Dry scalp is a common medical condition where people experience dryness and itchiness of the scalp. It can cause dandruff or scaly and red patches of skin. Although it is common, doctors do not know the exact cause. However, it could be due to a combination of factors:
- Hereditary risk
- Activity in the oil glands
- Yeasts which live on skin
Additionally, dry scalp can be caused by a host of other underlying issues that can complicate the diagnosis and treatment.
The terms “dry scalp” and “dandruff” are often used interchangeably. That’s because both conditions cause similar symptoms of skin irritation and flaking skin. However, unlike dry scalp, dandruff can be the result of having too much oil build-up in the skin. Once that happens, the oil stops the normal shedding process of the dead skin cells in your scalp. That causes the cells to become visible, which is why people with dandruff start seeing white flakes crop up.
Dandruff can also be caused by:
- Lack of shampooing
- Hair product sensitivity
- Malassezia, a yeast-like fungus that feeds on scalp oils in adults
Other medical issues that might cause you to experience dry scalp include:
Scalp psoriasis is a chronic skin condition that causes inflammation, redness, and flaking in the scalp. It’s caused by the immune system malfunctioning, causing an overproduction of skin cells. These cells can develop over a matter of days or weeks.
People with scalp psoriasis do not shed the excess skin cells, causing them to pile up on the surface and lead to dry scalp. People with scalp psoriasis also experience other symptoms, such as:
- Red patches on the scalp
- Cracking and bleeding dry scalp
- Temporary hair loss
- Burning or soreness
- Flaking skin
Eczema (Atopic dermatitis)
Eczema causes a red, itchy rash to appear on different parts of the body, including the scalp. The condition is tied to a gene variation that interferes with the skin’s ability to protect itself from irritants, bacteria, and allergens. This condition can lead to other symptoms like:
- Dry skin
- Irritated skin
- Cracking or scaly skin
- Small bumps on the skin that can leak
- Patches of red- or brown-colored skin
Remedies and Treatments for Dry Scalp

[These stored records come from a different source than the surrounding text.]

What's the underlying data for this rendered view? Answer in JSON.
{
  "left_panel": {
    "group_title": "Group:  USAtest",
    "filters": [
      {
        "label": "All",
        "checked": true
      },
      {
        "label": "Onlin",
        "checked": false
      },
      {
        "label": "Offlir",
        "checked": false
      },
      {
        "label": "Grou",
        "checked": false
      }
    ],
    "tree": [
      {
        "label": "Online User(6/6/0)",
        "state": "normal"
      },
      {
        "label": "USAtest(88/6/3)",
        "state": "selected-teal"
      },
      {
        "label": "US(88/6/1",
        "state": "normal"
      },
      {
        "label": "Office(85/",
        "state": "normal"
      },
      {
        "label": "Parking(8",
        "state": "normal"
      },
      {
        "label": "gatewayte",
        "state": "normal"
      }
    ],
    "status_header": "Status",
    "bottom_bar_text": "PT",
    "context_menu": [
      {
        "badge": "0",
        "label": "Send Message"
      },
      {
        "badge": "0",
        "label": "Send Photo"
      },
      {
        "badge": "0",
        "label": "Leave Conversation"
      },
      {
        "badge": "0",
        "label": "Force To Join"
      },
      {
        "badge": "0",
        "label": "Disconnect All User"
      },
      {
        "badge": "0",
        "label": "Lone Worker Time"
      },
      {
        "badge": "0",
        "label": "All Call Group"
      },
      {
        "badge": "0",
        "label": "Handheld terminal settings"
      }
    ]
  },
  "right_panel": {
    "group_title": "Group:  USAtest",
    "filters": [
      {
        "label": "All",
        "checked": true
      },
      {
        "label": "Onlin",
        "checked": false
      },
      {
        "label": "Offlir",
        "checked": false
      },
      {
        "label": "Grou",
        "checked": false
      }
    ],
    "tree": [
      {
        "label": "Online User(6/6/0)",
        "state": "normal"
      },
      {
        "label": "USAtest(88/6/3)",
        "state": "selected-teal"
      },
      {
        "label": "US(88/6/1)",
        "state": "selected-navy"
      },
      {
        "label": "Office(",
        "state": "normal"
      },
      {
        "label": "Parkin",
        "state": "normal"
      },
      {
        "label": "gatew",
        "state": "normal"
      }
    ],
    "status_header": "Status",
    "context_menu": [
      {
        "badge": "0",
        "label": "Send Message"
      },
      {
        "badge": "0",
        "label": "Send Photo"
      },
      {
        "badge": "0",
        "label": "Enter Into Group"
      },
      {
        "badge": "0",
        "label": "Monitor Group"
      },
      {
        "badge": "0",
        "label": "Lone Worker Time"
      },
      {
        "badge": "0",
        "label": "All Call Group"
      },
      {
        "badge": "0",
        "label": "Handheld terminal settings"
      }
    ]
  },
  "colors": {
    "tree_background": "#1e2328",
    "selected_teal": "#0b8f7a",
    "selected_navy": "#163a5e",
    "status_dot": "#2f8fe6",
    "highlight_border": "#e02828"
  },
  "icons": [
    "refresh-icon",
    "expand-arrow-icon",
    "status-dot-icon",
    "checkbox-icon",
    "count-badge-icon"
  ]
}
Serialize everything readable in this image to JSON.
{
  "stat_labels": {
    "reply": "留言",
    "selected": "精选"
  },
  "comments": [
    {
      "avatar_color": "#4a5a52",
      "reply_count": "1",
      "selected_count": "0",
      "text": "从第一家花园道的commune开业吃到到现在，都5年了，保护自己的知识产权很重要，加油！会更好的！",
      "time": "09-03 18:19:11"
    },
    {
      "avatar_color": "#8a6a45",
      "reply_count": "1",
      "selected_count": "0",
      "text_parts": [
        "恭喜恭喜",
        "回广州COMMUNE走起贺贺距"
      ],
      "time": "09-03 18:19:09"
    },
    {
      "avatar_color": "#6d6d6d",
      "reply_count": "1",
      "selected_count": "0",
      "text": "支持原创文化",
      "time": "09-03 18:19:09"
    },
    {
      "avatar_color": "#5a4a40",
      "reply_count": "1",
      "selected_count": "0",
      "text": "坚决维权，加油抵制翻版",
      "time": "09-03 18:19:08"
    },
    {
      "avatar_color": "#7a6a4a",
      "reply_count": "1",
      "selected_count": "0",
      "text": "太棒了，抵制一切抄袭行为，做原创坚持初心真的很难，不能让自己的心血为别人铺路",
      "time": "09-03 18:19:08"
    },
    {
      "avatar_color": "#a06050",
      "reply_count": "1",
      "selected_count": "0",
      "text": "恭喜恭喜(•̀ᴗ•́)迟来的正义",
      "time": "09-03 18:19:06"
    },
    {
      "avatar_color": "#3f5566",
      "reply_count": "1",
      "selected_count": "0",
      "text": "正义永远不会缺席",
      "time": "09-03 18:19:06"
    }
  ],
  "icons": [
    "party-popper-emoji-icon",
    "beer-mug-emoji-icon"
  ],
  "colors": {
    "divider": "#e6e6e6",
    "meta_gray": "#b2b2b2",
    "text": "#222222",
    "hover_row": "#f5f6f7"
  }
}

When it comes to treating dry scalp, the remedies will vary depending on the root cause of the condition. Once you’ve received a diagnosis from a physician, they can determine the best remedy for dry scalp. Below you will find some of the most common dry scalp remedies along with treatments for related conditions.
If your suspected dry scalp is actually dandruff, your doctor or dermatologist may recommend using one of the following kinds of medicated shampoo:
- Pyrithione zinc shampoos — Contains the agent zinc pyrithione, an antifungal and antibacterial agent
- Salicylic acid shampoos — Helps with healing scales on the scalp
- Ketoconazole shampoos — Kills fungi that are living on your scalp
- Tar-based shampoos — Slows the rate at which scalp skin cells start dying and flaking off
- Selenium sulfide shampoos — Contain antifungal agent to help rid the scalp of fungi
Let your physician know if you begin experiencing any of the following symptoms after trying a recommended product. They can be a sign that you are experiencing an allergic reaction:
Your doctor should be able to recommend an alternative product with more effectiveness and fewer side effects. They may also recommend that you try out a steroid lotion.
Scalp Psoriasis Treatment
If scalp psoriasis is causing you to experience dry scalp, your doctor or dermatologist may recommend one of the following treatments:
- Topical medication
- Light therapy
- Oral or injected medication to suppress the immune system
Scalp Eczema Treatment
A doctor or dermatologist may recommend one or more of the following treatments if they diagnose eczema as the cause of your dry scalp:
- Corticosteroids that reduce inflammation
- Antibiotics to fight infection on the skin
- Creams to control itching and repair damage to the skin
- Wet dressings to resolve severe scalp eczema
- Light therapy
When to See a Doctor
You may want to see a doctor if your dry scalp is causing consistent and significant discomfort that interrupts your daily life. Additionally, you might consult a doctor if you find yourself experiencing more severe symptoms of dry scalp like bleeding, cracking, or hair loss. A physician can determine if there is a more serious underlying medical issue present and help aid your discomfort.